## What is needed
What you return must match the records word for word.
Material provided Block Start
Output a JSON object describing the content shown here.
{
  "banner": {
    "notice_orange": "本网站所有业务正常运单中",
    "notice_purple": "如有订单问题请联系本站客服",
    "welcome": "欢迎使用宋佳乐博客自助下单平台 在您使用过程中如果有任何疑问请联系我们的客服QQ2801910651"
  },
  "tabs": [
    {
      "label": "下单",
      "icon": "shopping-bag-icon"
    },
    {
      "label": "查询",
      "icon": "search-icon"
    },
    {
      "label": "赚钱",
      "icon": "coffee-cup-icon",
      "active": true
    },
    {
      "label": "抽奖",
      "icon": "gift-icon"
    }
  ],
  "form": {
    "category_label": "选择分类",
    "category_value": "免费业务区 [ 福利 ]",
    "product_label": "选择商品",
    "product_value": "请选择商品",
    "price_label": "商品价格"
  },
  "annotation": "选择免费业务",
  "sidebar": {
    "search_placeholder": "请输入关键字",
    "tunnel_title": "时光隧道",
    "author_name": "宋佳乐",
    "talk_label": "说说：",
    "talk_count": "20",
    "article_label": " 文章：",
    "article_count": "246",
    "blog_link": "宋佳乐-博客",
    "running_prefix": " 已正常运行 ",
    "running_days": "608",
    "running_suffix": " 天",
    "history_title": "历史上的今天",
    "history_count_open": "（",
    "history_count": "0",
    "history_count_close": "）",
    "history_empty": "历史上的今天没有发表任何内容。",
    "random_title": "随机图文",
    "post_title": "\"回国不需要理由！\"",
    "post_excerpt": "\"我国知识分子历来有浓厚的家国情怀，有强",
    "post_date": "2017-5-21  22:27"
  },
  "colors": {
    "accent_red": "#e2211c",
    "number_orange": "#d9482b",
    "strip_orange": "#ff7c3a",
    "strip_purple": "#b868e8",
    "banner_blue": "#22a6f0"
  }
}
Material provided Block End
## Exercise response
Output a JSON object describing the content shown here.
{
  "banner": {
    "notice_orange": "本网站所有业务正常运单中",
    "notice_purple": "如有订单问题请联系本站客服",
    "welcome": "欢迎使用宋佳乐博客自助下单平台 在您使用过程中如果有任何疑问请联系我们的客服QQ2801910651"
  },
  "tabs": [
    {
      "label": "下单",
      "icon": "shopping-bag-icon"
    },
    {
      "label": "查询",
      "icon": "search-icon"
    },
    {
      "label": "赚钱",
      "icon": "coffee-cup-icon",
      "active": true
    },
    {
      "label": "抽奖",
      "icon": "gift-icon"
    }
  ],
  "form": {
    "category_label": "选择分类",
    "category_value": "免费业务区 [ 福利 ]",
    "product_label": "选择商品",
    "product_value": "请选择商品",
    "price_label": "商品价格"
  },
  "annotation": "选择免费业务",
  "sidebar": {
    "search_placeholder": "请输入关键字",
    "tunnel_title": "时光隧道",
    "author_name": "宋佳乐",
    "talk_label": "说说：",
    "talk_count": "20",
    "article_label": " 文章：",
    "article_count": "246",
    "blog_link": "宋佳乐-博客",
    "running_prefix": " 已正常运行 ",
    "running_days": "608",
    "running_suffix": " 天",
    "history_title": "历史上的今天",
    "history_count_open": "（",
    "history_count": "0",
    "history_count_close": "）",
    "history_empty": "历史上的今天没有发表任何内容。",
    "random_title": "随机图文",
    "post_title": "\"回国不需要理由！\"",
    "post_excerpt": "\"我国知识分子历来有浓厚的家国情怀，有强",
    "post_date": "2017-5-21  22:27"
  },
  "colors": {
    "accent_red": "#e2211c",
    "number_orange": "#d9482b",
    "strip_orange": "#ff7c3a",
    "strip_purple": "#b868e8",
    "banner_blue": "#22a6f0"
  }
}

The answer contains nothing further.